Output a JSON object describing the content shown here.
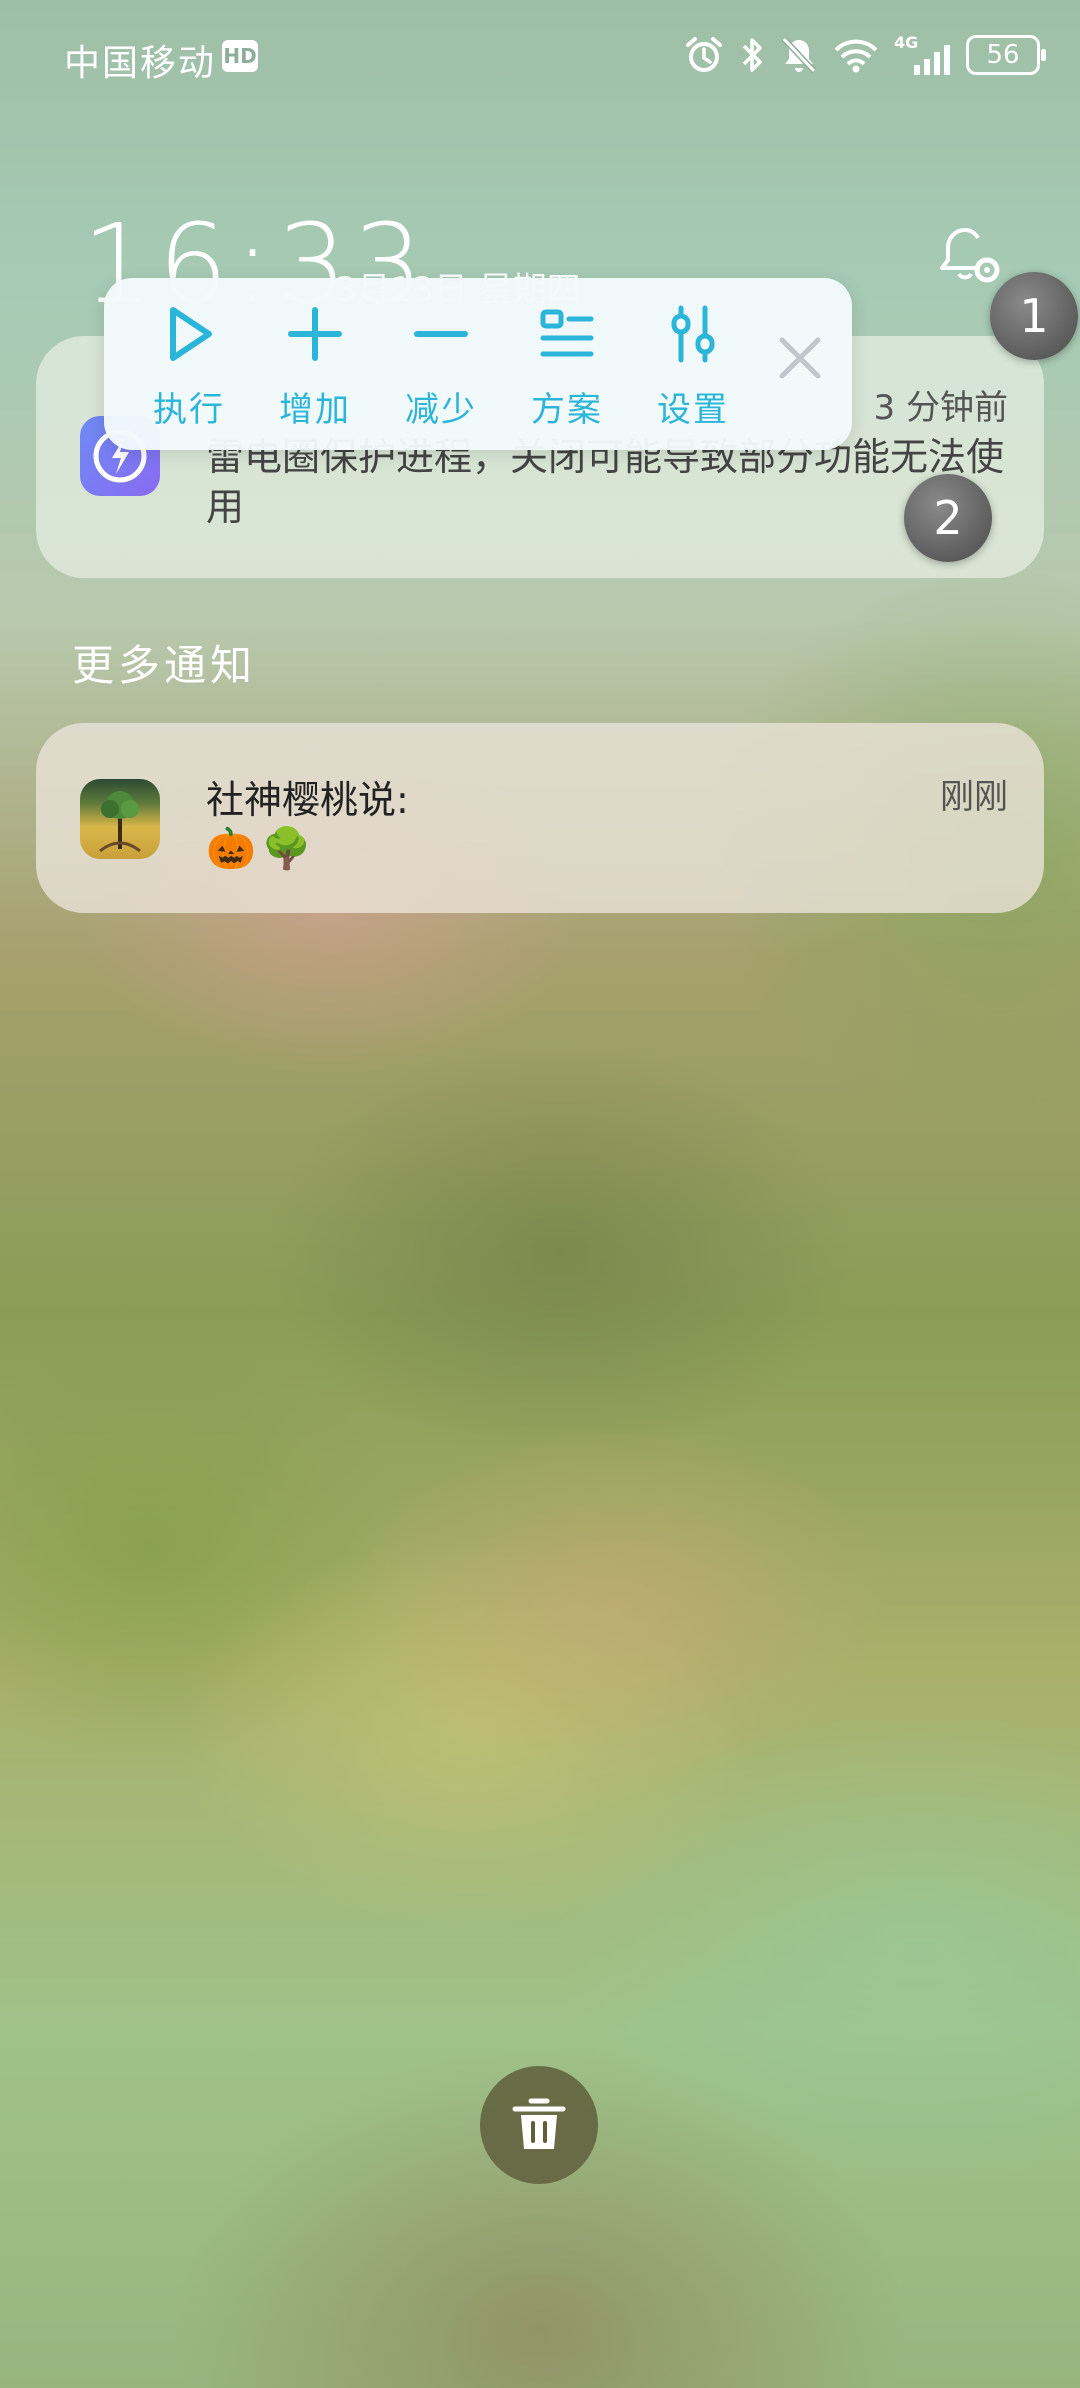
{
  "status_bar": {
    "carrier": "中国移动",
    "hd_badge": "HD",
    "network": "4G",
    "battery": "56"
  },
  "lockscreen": {
    "time": "16:33",
    "date": "3月13日 星期四"
  },
  "toolbar": {
    "items": [
      {
        "label": "执行",
        "icon": "play-icon"
      },
      {
        "label": "增加",
        "icon": "plus-icon"
      },
      {
        "label": "减少",
        "icon": "minus-icon"
      },
      {
        "label": "方案",
        "icon": "list-icon"
      },
      {
        "label": "设置",
        "icon": "sliders-icon"
      }
    ],
    "close_icon": "close-icon",
    "accent_color": "#2bb6d9"
  },
  "bubbles": [
    "1",
    "2"
  ],
  "notifications": {
    "pinned": {
      "time": "3 分钟前",
      "body": "雷电圈保护进程，关闭可能导致部分功能无法使用"
    },
    "section_title": "更多通知",
    "items": [
      {
        "title": "社神樱桃说:",
        "time": "刚刚",
        "emoji": [
          "🎃",
          "🌳"
        ]
      }
    ]
  },
  "actions": {
    "clear_icon": "trash-icon"
  }
}
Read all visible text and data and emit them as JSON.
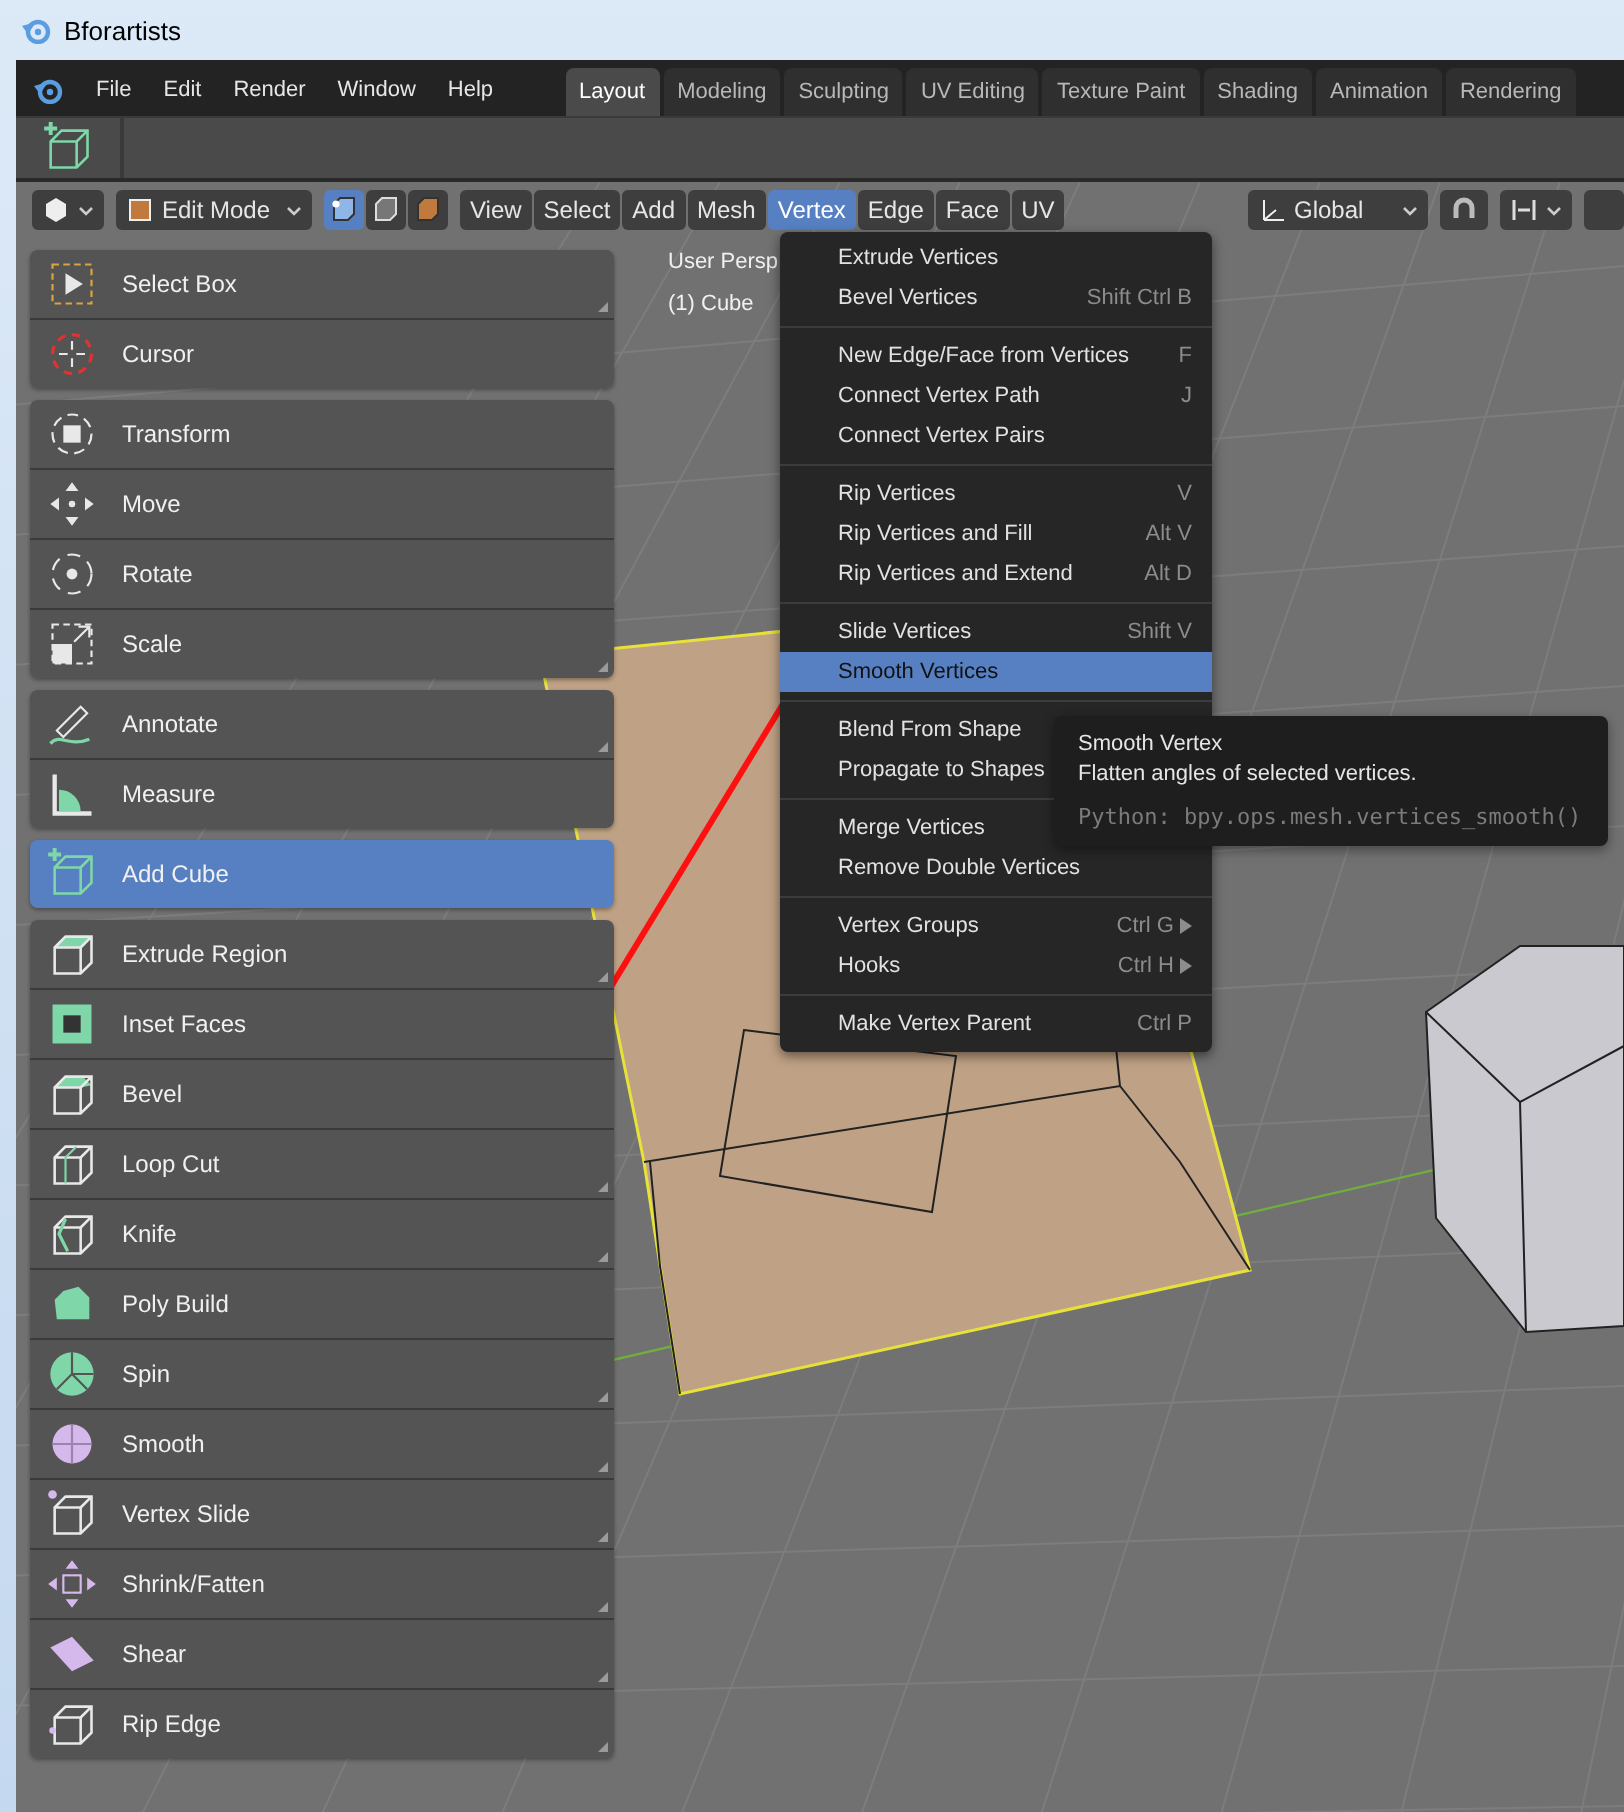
{
  "window": {
    "title": "Bforartists"
  },
  "menu_bar": [
    "File",
    "Edit",
    "Render",
    "Window",
    "Help"
  ],
  "workspace_tabs": [
    {
      "label": "Layout",
      "selected": true
    },
    {
      "label": "Modeling",
      "selected": false
    },
    {
      "label": "Sculpting",
      "selected": false
    },
    {
      "label": "UV Editing",
      "selected": false
    },
    {
      "label": "Texture Paint",
      "selected": false
    },
    {
      "label": "Shading",
      "selected": false
    },
    {
      "label": "Animation",
      "selected": false
    },
    {
      "label": "Rendering",
      "selected": false
    }
  ],
  "viewport_header": {
    "mode": "Edit Mode",
    "select_modes": [
      {
        "kind": "vertex",
        "selected": true
      },
      {
        "kind": "edge",
        "selected": false
      },
      {
        "kind": "face",
        "selected": false
      }
    ],
    "menus": [
      {
        "label": "View",
        "selected": false
      },
      {
        "label": "Select",
        "selected": false
      },
      {
        "label": "Add",
        "selected": false
      },
      {
        "label": "Mesh",
        "selected": false
      },
      {
        "label": "Vertex",
        "selected": true
      },
      {
        "label": "Edge",
        "selected": false
      },
      {
        "label": "Face",
        "selected": false
      },
      {
        "label": "UV",
        "selected": false
      }
    ],
    "orientation": "Global"
  },
  "viewport": {
    "view_name": "User Persp",
    "object_name": "(1) Cube"
  },
  "tool_groups": [
    {
      "tools": [
        {
          "label": "Select Box",
          "selected": false,
          "submenu": true
        },
        {
          "label": "Cursor",
          "selected": false,
          "submenu": false
        }
      ]
    },
    {
      "tools": [
        {
          "label": "Transform",
          "selected": false,
          "submenu": false
        },
        {
          "label": "Move",
          "selected": false,
          "submenu": false
        },
        {
          "label": "Rotate",
          "selected": false,
          "submenu": false
        },
        {
          "label": "Scale",
          "selected": false,
          "submenu": true
        }
      ]
    },
    {
      "tools": [
        {
          "label": "Annotate",
          "selected": false,
          "submenu": true
        },
        {
          "label": "Measure",
          "selected": false,
          "submenu": false
        }
      ]
    },
    {
      "tools": [
        {
          "label": "Add Cube",
          "selected": true,
          "submenu": false
        }
      ]
    },
    {
      "tools": [
        {
          "label": "Extrude Region",
          "selected": false,
          "submenu": true
        },
        {
          "label": "Inset Faces",
          "selected": false,
          "submenu": false
        },
        {
          "label": "Bevel",
          "selected": false,
          "submenu": false
        },
        {
          "label": "Loop Cut",
          "selected": false,
          "submenu": true
        },
        {
          "label": "Knife",
          "selected": false,
          "submenu": true
        },
        {
          "label": "Poly Build",
          "selected": false,
          "submenu": false
        },
        {
          "label": "Spin",
          "selected": false,
          "submenu": true
        },
        {
          "label": "Smooth",
          "selected": false,
          "submenu": true
        },
        {
          "label": "Vertex Slide",
          "selected": false,
          "submenu": true
        },
        {
          "label": "Shrink/Fatten",
          "selected": false,
          "submenu": true
        },
        {
          "label": "Shear",
          "selected": false,
          "submenu": true
        },
        {
          "label": "Rip Edge",
          "selected": false,
          "submenu": true
        }
      ]
    }
  ],
  "vertex_menu": {
    "sections": [
      {
        "items": [
          {
            "label": "Extrude Vertices",
            "selected": false,
            "submenu": false
          },
          {
            "label": "Bevel Vertices",
            "shortcut": "Shift Ctrl B",
            "selected": false,
            "submenu": false
          }
        ]
      },
      {
        "items": [
          {
            "label": "New Edge/Face from Vertices",
            "shortcut": "F",
            "selected": false,
            "submenu": false
          },
          {
            "label": "Connect Vertex Path",
            "shortcut": "J",
            "selected": false,
            "submenu": false
          },
          {
            "label": "Connect Vertex Pairs",
            "selected": false,
            "submenu": false
          }
        ]
      },
      {
        "items": [
          {
            "label": "Rip Vertices",
            "shortcut": "V",
            "selected": false,
            "submenu": false
          },
          {
            "label": "Rip Vertices and Fill",
            "shortcut": "Alt V",
            "selected": false,
            "submenu": false
          },
          {
            "label": "Rip Vertices and Extend",
            "shortcut": "Alt D",
            "selected": false,
            "submenu": false
          }
        ]
      },
      {
        "items": [
          {
            "label": "Slide Vertices",
            "shortcut": "Shift V",
            "selected": false,
            "submenu": false
          },
          {
            "label": "Smooth Vertices",
            "selected": true,
            "submenu": false
          }
        ]
      },
      {
        "items": [
          {
            "label": "Blend From Shape",
            "selected": false,
            "submenu": false
          },
          {
            "label": "Propagate to Shapes",
            "selected": false,
            "submenu": false
          }
        ]
      },
      {
        "items": [
          {
            "label": "Merge Vertices",
            "selected": false,
            "submenu": false
          },
          {
            "label": "Remove Double Vertices",
            "selected": false,
            "submenu": false
          }
        ]
      },
      {
        "items": [
          {
            "label": "Vertex Groups",
            "shortcut": "Ctrl G",
            "selected": false,
            "submenu": true
          },
          {
            "label": "Hooks",
            "shortcut": "Ctrl H",
            "selected": false,
            "submenu": true
          }
        ]
      },
      {
        "items": [
          {
            "label": "Make Vertex Parent",
            "shortcut": "Ctrl P",
            "selected": false,
            "submenu": false
          }
        ]
      }
    ]
  },
  "tooltip": {
    "title": "Smooth Vertex",
    "description": "Flatten angles of selected vertices.",
    "python": "Python: bpy.ops.mesh.vertices_smooth()"
  }
}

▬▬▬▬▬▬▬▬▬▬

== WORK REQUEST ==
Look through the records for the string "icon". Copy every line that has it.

== YOUR SOLUTION ==
        "icon": "play-icon"
        "icon": "plus-icon"
        "icon": "minus-icon"
        "icon": "list-icon"
        "icon": "sliders-icon"
    "close_icon": "close-icon",
    "clear_icon": "trash-icon"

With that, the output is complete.